→ ASSIGNED TASK:
Exclude images and print all the records verbatim.
---------- RECORDS SHOWN ----------
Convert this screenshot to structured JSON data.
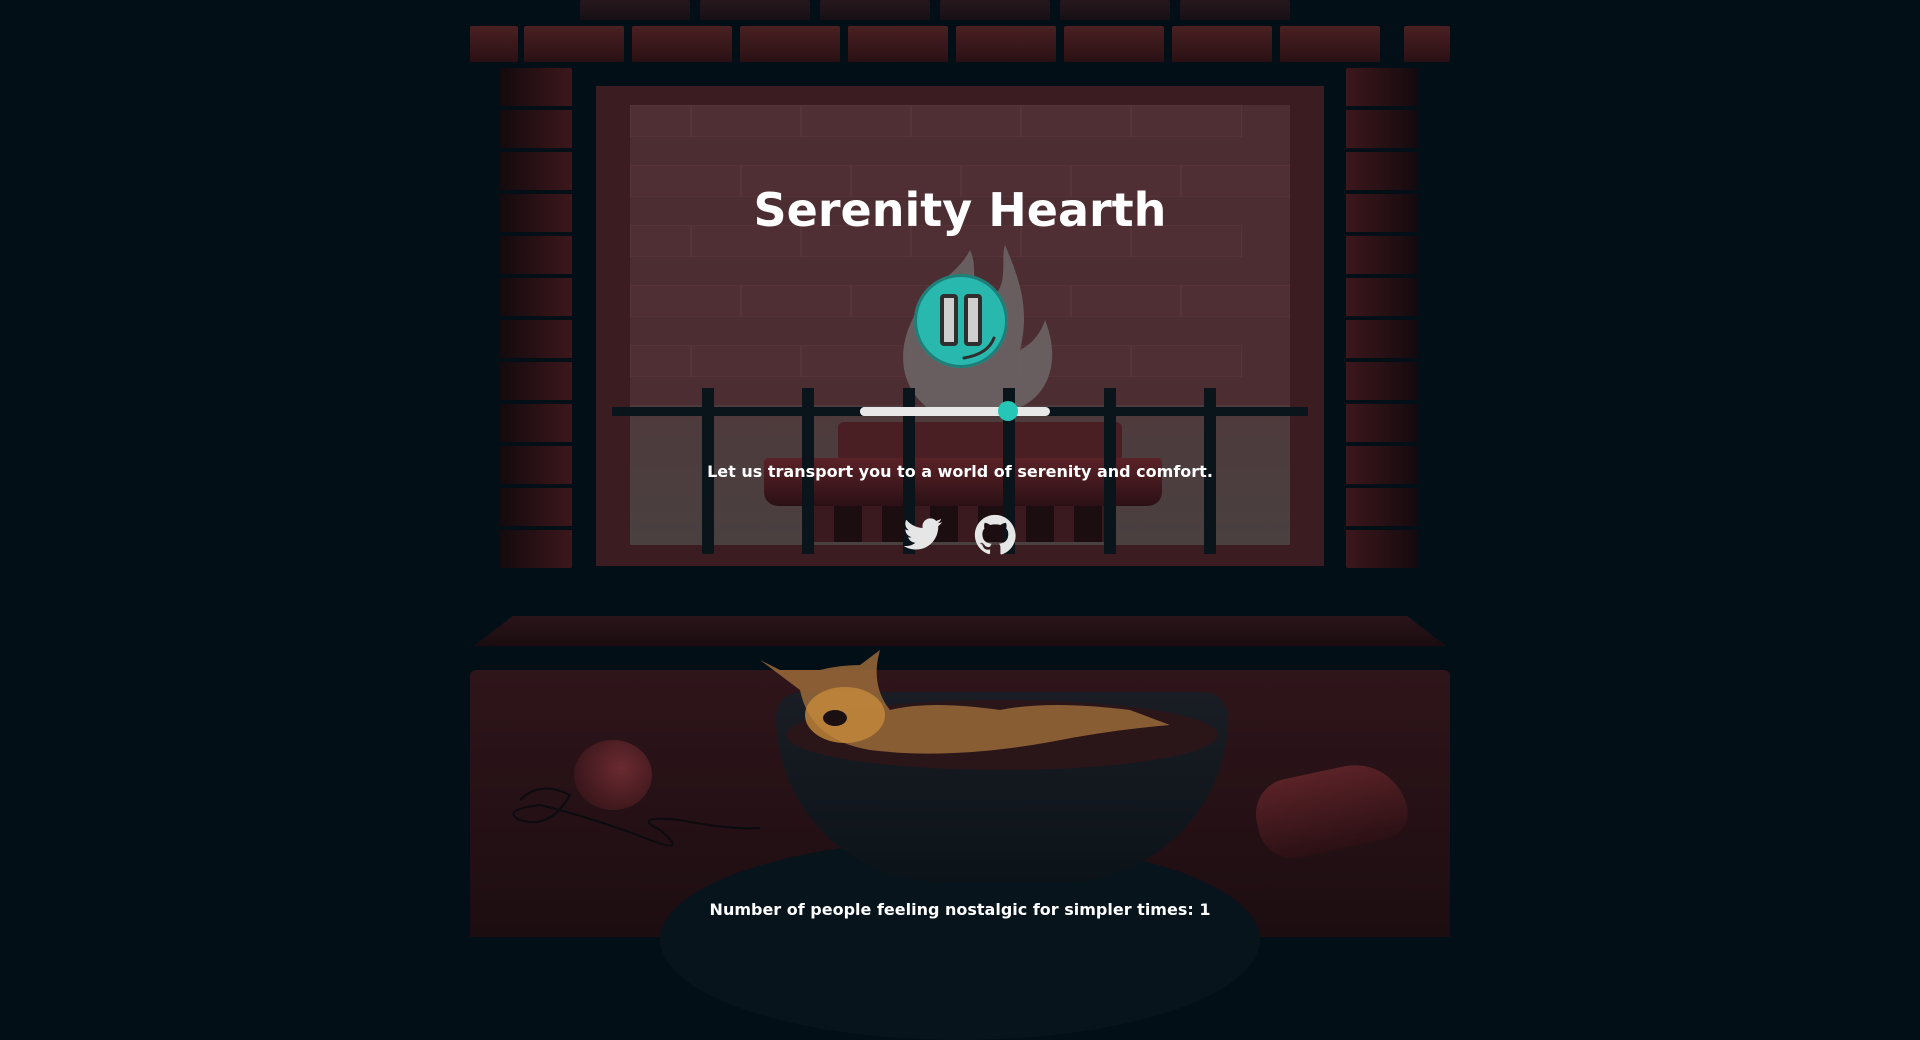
{
  "app": {
    "title": "Serenity Hearth",
    "tagline": "Let us transport you to a world of serenity and comfort.",
    "counter_text": "Number of people feeling nostalgic for simpler times: 1"
  },
  "player": {
    "state": "playing",
    "button_icon": "pause-icon",
    "volume": 0.78
  },
  "social": {
    "items": [
      {
        "icon": "twitter-icon"
      },
      {
        "icon": "github-icon"
      }
    ]
  },
  "colors": {
    "accent": "#28b8ae",
    "background": "#030f17",
    "brick": "#4a2022",
    "text": "#ffffff"
  }
}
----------
→ ANSWER BOX:
Convert this screenshot to structured JSON data.
{
  "app": {
    "title": "Serenity Hearth",
    "tagline": "Let us transport you to a world of serenity and comfort.",
    "counter_text": "Number of people feeling nostalgic for simpler times: 1"
  },
  "player": {
    "state": "playing",
    "button_icon": "pause-icon",
    "volume": 0.78
  },
  "social": {
    "items": [
      {
        "icon": "twitter-icon"
      },
      {
        "icon": "github-icon"
      }
    ]
  },
  "colors": {
    "accent": "#28b8ae",
    "background": "#030f17",
    "brick": "#4a2022",
    "text": "#ffffff"
  }
}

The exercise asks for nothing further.